An especially notable feature of the last twelve months has been the frequency with which the Bahá’í community is being identified, in a wide variety of contexts, with efforts to bring about the betterment of society in collaboration with likeminded people. From the international arena to the grassroots of village life, leaders of thought in all kinds of settings have expressed their awareness that not only do Bahá’ís have the welfare of humanity at heart, but they possess a cogent conception of what needs to be accomplished and effective means for realizing their aspirations.48 
The Bahá’í community is now more able than ever before to advance “the manifold and diverse dimensions of civilization building”.49 In contemplating the complexity of the process and the recurring challenges that lie ahead, there is no doubt that “endeavour, ceaseless endeavour, is required”,50 as the Master described the task of establishing “true civilization”.51 At the same time, mindful of the countless expressions of Bahá’u’lláh’s divine love and evidences of His all-conquering power in their lives, the friends press forward, labouring “serenely, confidently, and unremittingly”52 to contribute their talents and energies, no matter where they reside, to those efforts that are “conducive to the regeneration of the world and the salvation of the peoples and kindreds of the earth”.53

1 Ridván 2013 message written by the Universal House of Justice to the Bahá’ís of the world.
2 Message dated 12 December 2011 written by the Universal House of Justice to all National Spiritual Assemblies.
3 Ridván 2013 message.
4 Ibid.
5 Ibid.
6 Ibid.
7 Ridván 2010 message written by the Universal House of Justice to the Bahá’ís of the world.
8 From an unpublished Tablet of Bahá’u’lláh.
9 Message dated 12 December 2011.
10 Ibid.
11 Message dated 27 December 2005 written by the Universal House of Justice to the Conference of the Continental Boards of Counsellors.

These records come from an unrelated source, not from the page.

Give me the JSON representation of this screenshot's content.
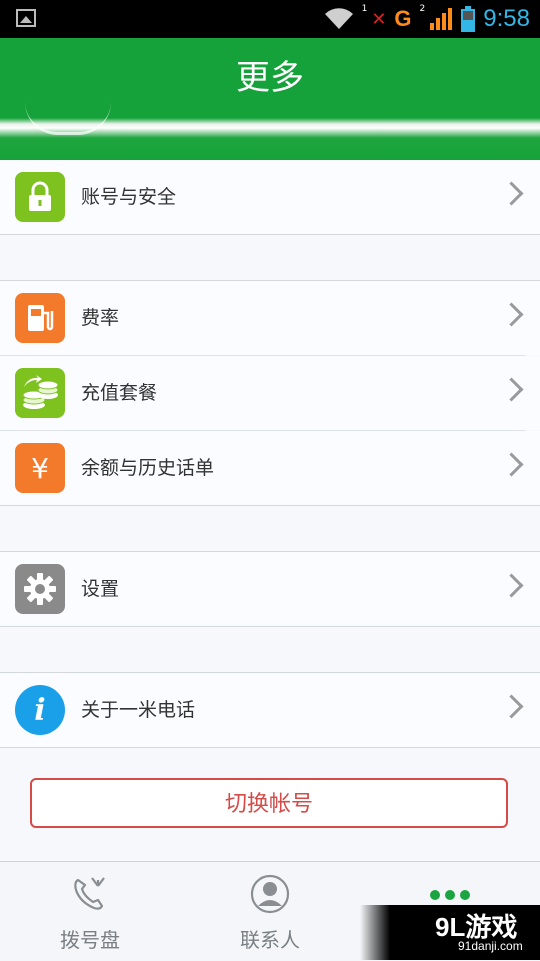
{
  "status_bar": {
    "time": "9:58",
    "network": "G",
    "sim1": "1",
    "sim2": "2"
  },
  "header": {
    "title": "更多"
  },
  "menu": [
    {
      "label": "账号与安全",
      "icon": "lock-icon",
      "color": "#7dc21e"
    },
    {
      "label": "费率",
      "icon": "fuel-pump-icon",
      "color": "#f47a2b"
    },
    {
      "label": "充值套餐",
      "icon": "coins-icon",
      "color": "#7dc21e"
    },
    {
      "label": "余额与历史话单",
      "icon": "yuan-icon",
      "color": "#f47a2b",
      "glyph": "¥"
    },
    {
      "label": "设置",
      "icon": "gear-icon",
      "color": "#8a8a8a"
    },
    {
      "label": "关于一米电话",
      "icon": "info-icon",
      "color": "#1aa0e8",
      "glyph": "i"
    }
  ],
  "switch_account": {
    "label": "切换帐号",
    "color": "#d44b48"
  },
  "tabs": [
    {
      "label": "拨号盘",
      "icon": "phone-icon"
    },
    {
      "label": "联系人",
      "icon": "contact-icon"
    },
    {
      "label": "",
      "icon": "more-dots-icon",
      "active_color": "#1aa541"
    }
  ],
  "watermark": {
    "logo": "9L游戏",
    "url": "91danji.com"
  }
}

12 Ridván 2013 message.
13 Ibid.
14 Message dated 28 December 2010 written by the Universal House of Justice to the Conference of the Continental Boards of Counsellors.

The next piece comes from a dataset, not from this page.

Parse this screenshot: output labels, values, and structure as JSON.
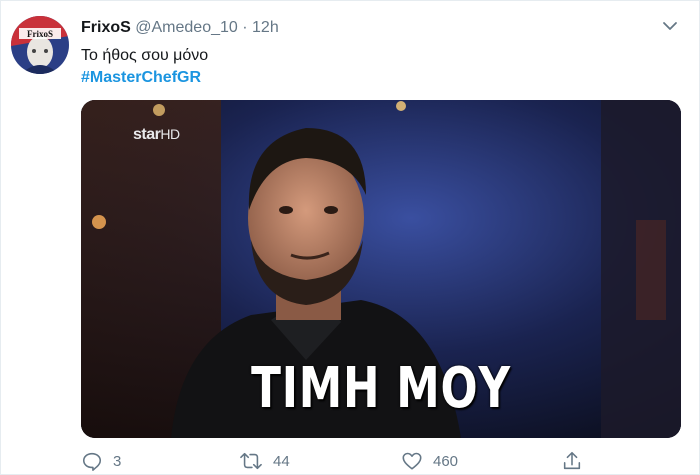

15 Ridván 2010 message.
16 Message dated 28 December 2010.
17 Ridván 2010 message.
18 Ibid.
19 Message dated 28 December 2010.

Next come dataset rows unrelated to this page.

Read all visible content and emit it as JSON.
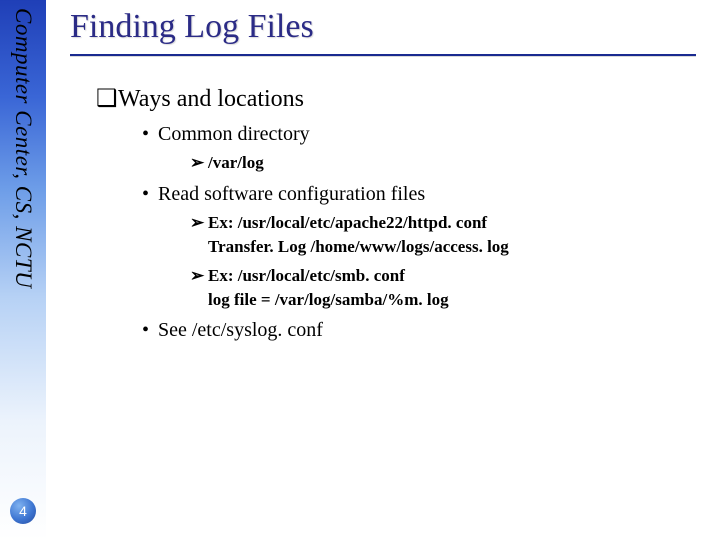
{
  "sidebar": {
    "org_text": "Computer Center, CS, NCTU"
  },
  "page_number": "4",
  "title": "Finding Log Files",
  "body": {
    "l1": {
      "marker": "❑",
      "text": "Ways and locations"
    },
    "b1": {
      "marker": "•",
      "text": "Common directory"
    },
    "b1a": {
      "marker": "➢",
      "text": "/var/log"
    },
    "b2": {
      "marker": "•",
      "text": "Read software configuration files"
    },
    "b2a": {
      "marker": "➢",
      "text": "Ex: /usr/local/etc/apache22/httpd. conf"
    },
    "b2a_cont": "Transfer. Log /home/www/logs/access. log",
    "b2b": {
      "marker": "➢",
      "text": "Ex: /usr/local/etc/smb. conf"
    },
    "b2b_cont": "log file = /var/log/samba/%m. log",
    "b3": {
      "marker": "•",
      "text": "See /etc/syslog. conf"
    }
  }
}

20 Message dated 23 May 2011 written by the Universal House of Justice to the Bahá’ís of the world.
21 Message dated 28 December 2010.
22 Ibid.
23 Ibid.
24 Rid ván 2010 message.
25 Message dated 28 December 2010.
26 Ibid.
27 Ri dván 2010 message.
28 Ibid.
29 Ibid.
30 Message dated 28 December 2010.
31 Ibid.
32 Ibid.
33 Letter dated 9 August 2012 written on behalf of the Universal House of Justice to the National Spiritual Assembly of the United States.
34 Ridván 2010 message.
35 Ibid.
36 Message dated 27 December 2005.
37 Message dated 28 December 2010.
38 Ibid.
39 Letter dated 14 November 2012 written on behalf of the Universal House of Justice to the National Spiritual Assembly of the United States.
40 Message dated 28 December 2010.
41 Ibid.
42 Ibid.
43 Letter dated 7 August 2012 written on behalf of the Universal House of Justice to the National Spiritual Assembly of Germany.
44 Letter dated 23 January 2011 written on behalf of the Universal House of Justice to the Local Spiritual Assemblies of Colombes and Courbevoie, France.
45 Letter dated 9 August 2012 written on behalf of the Universal House of Justice to the National Spiritual Assembly of the United States.
46 Shoghi Effendi, The World Order of Bahá’u’lláh: Selected Letters (Wilmette: Bahá’í Publishing Trust, 1991, 2009 printing), p. 206.
47 Ibid., p. 195.
48 Ridván 2013 message.
49 Ridván 2010 message.
50 ‘Abdu’l-Bahá, The Secret of Divine Civilization (Wilmette: Bahá’í Publishing Trust, 1990, 1999 printing), p. 66.
51 Ibid., p. 81.
52 Ridván 153 [1996] message written by the Universal House of Justice to the Bahá’ís of the world.
53 Bahá’u’lláh, Tablets of Bahá’u’lláh Revealed After the Kitáb-i-Aqdas, (Wilmette: Bahá’í Publishing Trust, 1988, 1992 printing), p. 223.